→ Data provided

== == ==

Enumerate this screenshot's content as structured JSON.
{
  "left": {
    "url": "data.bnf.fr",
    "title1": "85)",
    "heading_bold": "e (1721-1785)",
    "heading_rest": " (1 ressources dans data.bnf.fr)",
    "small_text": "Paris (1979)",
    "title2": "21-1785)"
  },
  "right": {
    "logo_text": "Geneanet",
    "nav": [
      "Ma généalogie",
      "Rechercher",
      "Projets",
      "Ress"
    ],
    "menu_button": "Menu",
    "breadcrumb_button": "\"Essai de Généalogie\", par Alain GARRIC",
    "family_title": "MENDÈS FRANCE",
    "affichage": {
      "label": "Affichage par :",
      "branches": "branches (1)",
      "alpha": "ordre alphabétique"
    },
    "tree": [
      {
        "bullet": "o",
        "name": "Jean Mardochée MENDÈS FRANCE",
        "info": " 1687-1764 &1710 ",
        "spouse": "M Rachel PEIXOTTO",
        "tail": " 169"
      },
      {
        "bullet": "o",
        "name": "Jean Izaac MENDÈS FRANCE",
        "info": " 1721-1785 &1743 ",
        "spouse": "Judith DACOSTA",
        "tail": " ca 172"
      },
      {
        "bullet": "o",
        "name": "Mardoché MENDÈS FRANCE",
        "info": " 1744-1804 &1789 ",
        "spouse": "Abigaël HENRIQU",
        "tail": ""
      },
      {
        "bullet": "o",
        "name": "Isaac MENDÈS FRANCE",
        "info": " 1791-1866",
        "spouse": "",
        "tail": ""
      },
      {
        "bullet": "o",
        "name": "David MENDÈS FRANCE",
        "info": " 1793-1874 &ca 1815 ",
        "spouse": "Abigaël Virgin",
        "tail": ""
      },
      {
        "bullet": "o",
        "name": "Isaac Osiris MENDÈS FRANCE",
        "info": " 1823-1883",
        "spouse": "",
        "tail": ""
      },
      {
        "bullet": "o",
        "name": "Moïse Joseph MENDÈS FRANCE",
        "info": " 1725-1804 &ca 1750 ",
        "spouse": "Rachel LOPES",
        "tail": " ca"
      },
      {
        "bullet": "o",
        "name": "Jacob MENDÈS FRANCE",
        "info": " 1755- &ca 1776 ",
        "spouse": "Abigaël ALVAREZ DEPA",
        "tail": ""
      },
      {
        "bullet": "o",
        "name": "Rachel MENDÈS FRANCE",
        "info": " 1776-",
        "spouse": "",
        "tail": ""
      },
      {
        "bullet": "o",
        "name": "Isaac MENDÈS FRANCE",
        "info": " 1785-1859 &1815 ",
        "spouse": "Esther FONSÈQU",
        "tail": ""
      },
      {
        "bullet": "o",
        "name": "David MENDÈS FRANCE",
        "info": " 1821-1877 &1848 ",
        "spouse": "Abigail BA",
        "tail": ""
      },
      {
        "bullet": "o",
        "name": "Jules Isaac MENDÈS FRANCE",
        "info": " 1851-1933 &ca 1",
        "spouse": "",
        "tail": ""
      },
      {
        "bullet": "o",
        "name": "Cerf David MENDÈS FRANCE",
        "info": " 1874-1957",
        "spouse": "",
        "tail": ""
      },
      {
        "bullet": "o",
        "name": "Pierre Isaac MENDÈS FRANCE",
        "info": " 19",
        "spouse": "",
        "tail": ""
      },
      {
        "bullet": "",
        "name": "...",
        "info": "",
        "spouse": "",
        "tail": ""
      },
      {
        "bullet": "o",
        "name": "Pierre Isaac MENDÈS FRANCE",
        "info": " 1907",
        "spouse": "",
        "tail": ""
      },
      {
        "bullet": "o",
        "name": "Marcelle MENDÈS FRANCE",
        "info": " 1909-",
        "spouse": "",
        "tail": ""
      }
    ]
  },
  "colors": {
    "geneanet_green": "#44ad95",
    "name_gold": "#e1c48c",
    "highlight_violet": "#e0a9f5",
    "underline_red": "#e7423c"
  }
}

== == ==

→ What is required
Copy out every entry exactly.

→ Answer area
Enumerate this screenshot's content as structured JSON.
{
  "left": {
    "url": "data.bnf.fr",
    "title1": "85)",
    "heading_bold": "e (1721-1785)",
    "heading_rest": " (1 ressources dans data.bnf.fr)",
    "small_text": "Paris (1979)",
    "title2": "21-1785)"
  },
  "right": {
    "logo_text": "Geneanet",
    "nav": [
      "Ma généalogie",
      "Rechercher",
      "Projets",
      "Ress"
    ],
    "menu_button": "Menu",
    "breadcrumb_button": "\"Essai de Généalogie\", par Alain GARRIC",
    "family_title": "MENDÈS FRANCE",
    "affichage": {
      "label": "Affichage par :",
      "branches": "branches (1)",
      "alpha": "ordre alphabétique"
    },
    "tree": [
      {
        "bullet": "o",
        "name": "Jean Mardochée MENDÈS FRANCE",
        "info": " 1687-1764 &1710 ",
        "spouse": "M Rachel PEIXOTTO",
        "tail": " 169"
      },
      {
        "bullet": "o",
        "name": "Jean Izaac MENDÈS FRANCE",
        "info": " 1721-1785 &1743 ",
        "spouse": "Judith DACOSTA",
        "tail": " ca 172"
      },
      {
        "bullet": "o",
        "name": "Mardoché MENDÈS FRANCE",
        "info": " 1744-1804 &1789 ",
        "spouse": "Abigaël HENRIQU",
        "tail": ""
      },
      {
        "bullet": "o",
        "name": "Isaac MENDÈS FRANCE",
        "info": " 1791-1866",
        "spouse": "",
        "tail": ""
      },
      {
        "bullet": "o",
        "name": "David MENDÈS FRANCE",
        "info": " 1793-1874 &ca 1815 ",
        "spouse": "Abigaël Virgin",
        "tail": ""
      },
      {
        "bullet": "o",
        "name": "Isaac Osiris MENDÈS FRANCE",
        "info": " 1823-1883",
        "spouse": "",
        "tail": ""
      },
      {
        "bullet": "o",
        "name": "Moïse Joseph MENDÈS FRANCE",
        "info": " 1725-1804 &ca 1750 ",
        "spouse": "Rachel LOPES",
        "tail": " ca"
      },
      {
        "bullet": "o",
        "name": "Jacob MENDÈS FRANCE",
        "info": " 1755- &ca 1776 ",
        "spouse": "Abigaël ALVAREZ DEPA",
        "tail": ""
      },
      {
        "bullet": "o",
        "name": "Rachel MENDÈS FRANCE",
        "info": " 1776-",
        "spouse": "",
        "tail": ""
      },
      {
        "bullet": "o",
        "name": "Isaac MENDÈS FRANCE",
        "info": " 1785-1859 &1815 ",
        "spouse": "Esther FONSÈQU",
        "tail": ""
      },
      {
        "bullet": "o",
        "name": "David MENDÈS FRANCE",
        "info": " 1821-1877 &1848 ",
        "spouse": "Abigail BA",
        "tail": ""
      },
      {
        "bullet": "o",
        "name": "Jules Isaac MENDÈS FRANCE",
        "info": " 1851-1933 &ca 1",
        "spouse": "",
        "tail": ""
      },
      {
        "bullet": "o",
        "name": "Cerf David MENDÈS FRANCE",
        "info": " 1874-1957",
        "spouse": "",
        "tail": ""
      },
      {
        "bullet": "o",
        "name": "Pierre Isaac MENDÈS FRANCE",
        "info": " 19",
        "spouse": "",
        "tail": ""
      },
      {
        "bullet": "",
        "name": "...",
        "info": "",
        "spouse": "",
        "tail": ""
      },
      {
        "bullet": "o",
        "name": "Pierre Isaac MENDÈS FRANCE",
        "info": " 1907",
        "spouse": "",
        "tail": ""
      },
      {
        "bullet": "o",
        "name": "Marcelle MENDÈS FRANCE",
        "info": " 1909-",
        "spouse": "",
        "tail": ""
      }
    ]
  },
  "colors": {
    "geneanet_green": "#44ad95",
    "name_gold": "#e1c48c",
    "highlight_violet": "#e0a9f5",
    "underline_red": "#e7423c"
  }
}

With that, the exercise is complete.